§ **GIVEN ENTRIES**:

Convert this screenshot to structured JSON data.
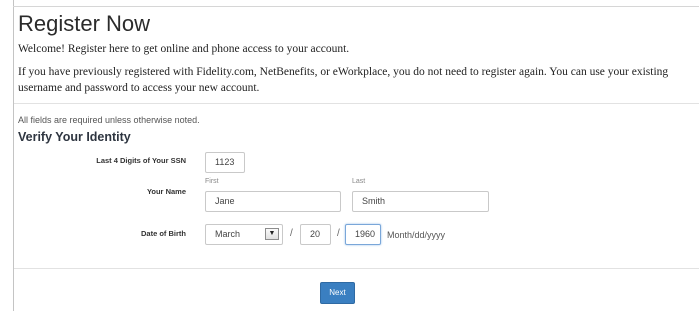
{
  "header": {
    "title": "Register Now"
  },
  "intro": {
    "welcome": "Welcome! Register here to get online and phone access to your account.",
    "line2": "If you have previously registered with Fidelity.com, NetBenefits, or eWorkplace, you do not need to register again. You can use your existing",
    "line3": "username and password to access your new account."
  },
  "form": {
    "required_note": "All fields are required unless otherwise noted.",
    "section_title": "Verify Your Identity",
    "ssn": {
      "label": "Last 4 Digits of Your SSN",
      "value": "1123"
    },
    "name": {
      "label": "Your Name",
      "first_label": "First",
      "first_value": "Jane",
      "last_label": "Last",
      "last_value": "Smith"
    },
    "dob": {
      "label": "Date of Birth",
      "month": "March",
      "day": "20",
      "year": "1960",
      "separator": "/",
      "format_hint": "Month/dd/yyyy"
    },
    "next_label": "Next"
  },
  "icons": {
    "month_select_arrow": "chevron-down-icon"
  },
  "colors": {
    "primary_button": "#3a7fc1",
    "focus_border": "#7aa7d9"
  }
}
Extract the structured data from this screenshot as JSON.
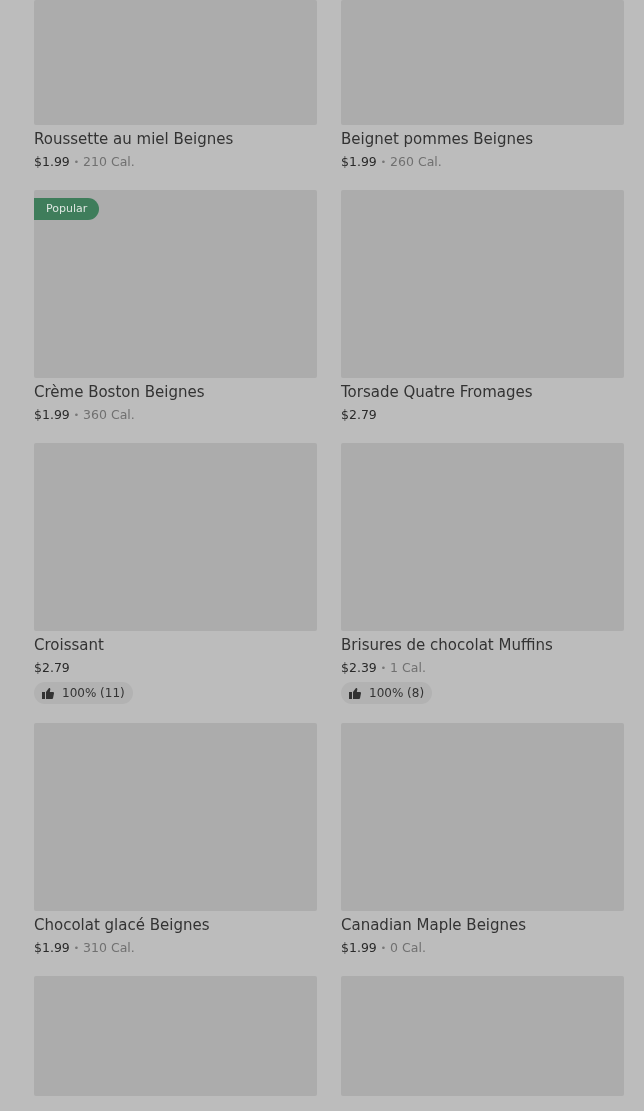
{
  "items": [
    {
      "kind": "full",
      "name": "Roussette au miel Beignes",
      "price": "$1.99",
      "separator": "•",
      "calories": "210 Cal."
    },
    {
      "kind": "full",
      "name": "Beignet pommes Beignes",
      "price": "$1.99",
      "separator": "•",
      "calories": "260 Cal."
    },
    {
      "kind": "full",
      "badge": "Popular",
      "name": "Crème Boston Beignes",
      "price": "$1.99",
      "separator": "•",
      "calories": "360 Cal."
    },
    {
      "kind": "full",
      "name": "Torsade Quatre Fromages",
      "price": "$2.79"
    },
    {
      "kind": "full",
      "name": "Croissant",
      "price": "$2.79",
      "rating": "100% (11)"
    },
    {
      "kind": "full",
      "name": "Brisures de chocolat Muffins",
      "price": "$2.39",
      "separator": "•",
      "calories": "1 Cal.",
      "rating": "100% (8)"
    },
    {
      "kind": "full",
      "name": "Chocolat glacé Beignes",
      "price": "$1.99",
      "separator": "•",
      "calories": "310 Cal."
    },
    {
      "kind": "full",
      "name": "Canadian Maple Beignes",
      "price": "$1.99",
      "separator": "•",
      "calories": "0 Cal."
    },
    {
      "kind": "image-only"
    },
    {
      "kind": "image-only"
    }
  ]
}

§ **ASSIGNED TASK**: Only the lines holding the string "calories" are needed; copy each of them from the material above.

§ **EXERCISE RESPONSE**:
      "calories": "210 Cal."
      "calories": "260 Cal."
      "calories": "360 Cal."
      "calories": "1 Cal.",
      "calories": "310 Cal."
      "calories": "0 Cal."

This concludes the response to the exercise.